According to TorrentFreak, the International Federation of the Phonographic Industry (IFPI) last week released their latest report, summing up the digital music landscape at the start of 2008. The IFPI claims in the report that for every legal music download, there are 20 illegal downloads taking place. Or in other words, illegal downloading is happening at a rate that is 20 times that of legal downloading. This, says the IFPI, lead to US$3.7 billion in industry losses. But there are some big holes in that claim.
I'm not going to argue that piracy doesn't causes losses for the industry -- I am very certain it does. But I do think that the recording industry is vastly overstating those losses and misleading the public. TorrentFreak lays out some of the reasons why illegal downloads should not be equated with lost sales.
- Not all P2P downloading is illegal. Some people may be downloading a digital copy of an album or single that they own, a practice called format-shifting that the recording industry has said they won't sue for (and theoretically exists within fair use guidelines).
- Do the numbers include fake MediaDefender files people are downloading? If a person downloads 5 fake tracks before finding the one they're looking for, is that 6 downloads or 1?
- Some people download solely to improve share ratio on BitTorrent sites, but don't actually have any desire for the files they're downloading.

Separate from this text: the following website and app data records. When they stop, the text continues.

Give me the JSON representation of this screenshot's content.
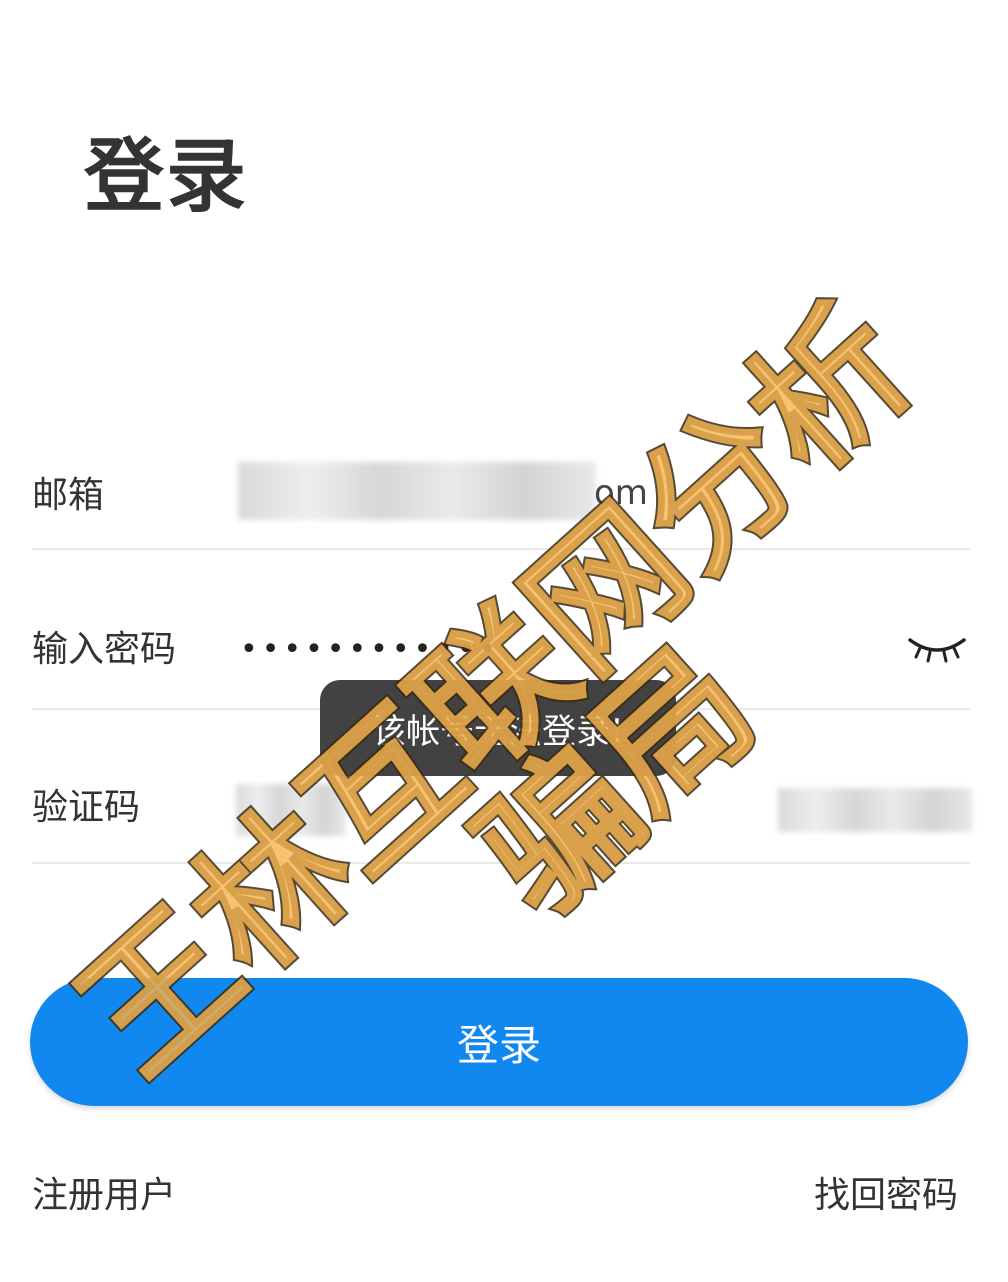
{
  "page": {
    "title": "登录"
  },
  "form": {
    "email": {
      "label": "邮箱",
      "visible_value_suffix": "om"
    },
    "password": {
      "label": "输入密码",
      "masked_value": "••••••••••••",
      "toggle_icon": "eye-closed-icon"
    },
    "captcha": {
      "label": "验证码"
    }
  },
  "toast": {
    "message": "该帐号无法登录!"
  },
  "actions": {
    "login_label": "登录",
    "register_label": "注册用户",
    "forgot_password_label": "找回密码"
  },
  "watermark": {
    "line1": "王林互联网分析",
    "line2": "骗局"
  },
  "colors": {
    "primary_button": "#1188f0",
    "toast_background": "#2a2a2a",
    "watermark_fill": "#f6b551"
  }
}
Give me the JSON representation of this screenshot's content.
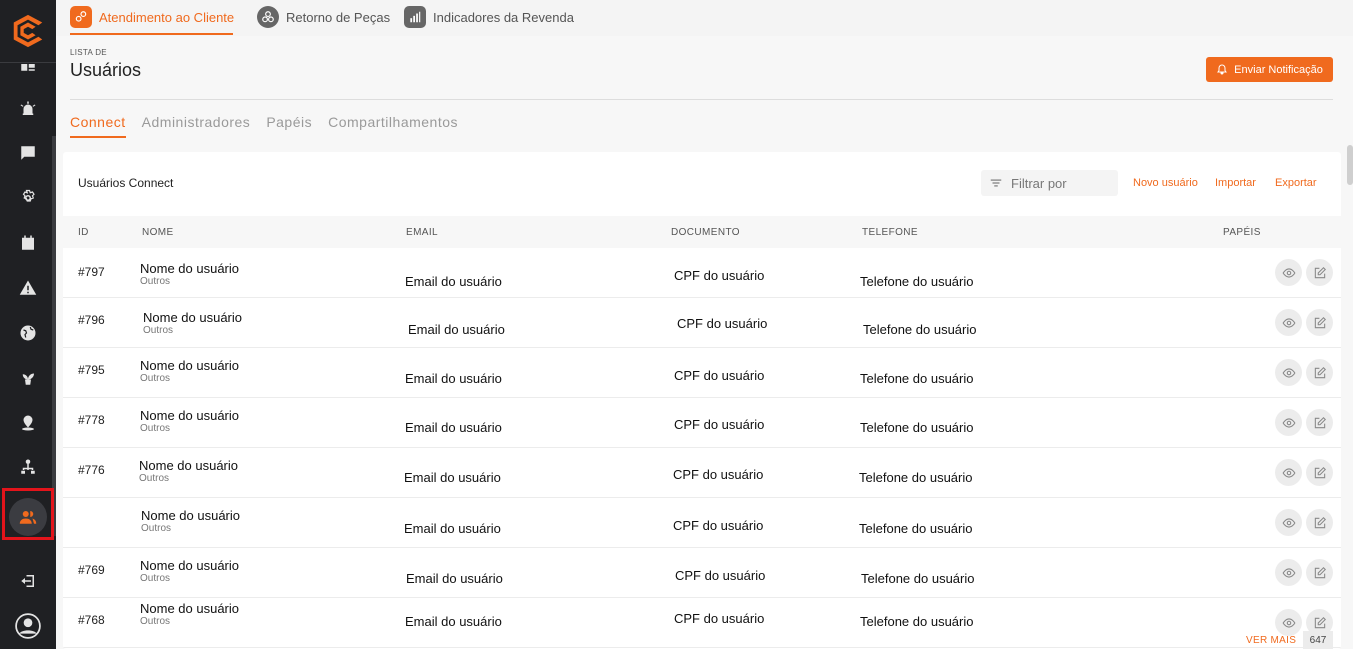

- People are obsessed with discographies and might download an entire set of albums when they really only want one or two songs.
I would add that there is a fifth reason that TorrentFreak failed to mention, which is perhaps the most important reason why illegal downloads don't equate to lost sales. People download music they wouldn't pay for. Not all of the music people download from P2P networks is music that they would buy in stores or via legit download sites were the downloading option not available. Many times people download music that they hear in passing simply because they can, but not because they like it enough to buy it (in fact, it is precisely that they don't like it enough to buy it -- just enough to hear a few more times -- that they download via Kazaa or BitTorrent instead of pay for it).
In fact, I'd go so far as to guess that the majority of music people download via P2P networks is not music they would buy in stores. Further, a recent study showed that P2P downloading actually leads to more purchases of CDs in stores. We've set up a poll below to test that theory. For anyone who has ever downloaded music illegally via a P2P network, please respond to the anonymous poll below.
There was one thing the IFPI definitely got right in their annual report. "Progress in the digital music market is being hampered by lack of interoperability between services and devices," they wrote (emphasis mine), hinting that DRM that ties consumers to a specific devices or service is bad for the industry. This is something that consumers have long been aware of, and that the record labels are finally starting to catch on to.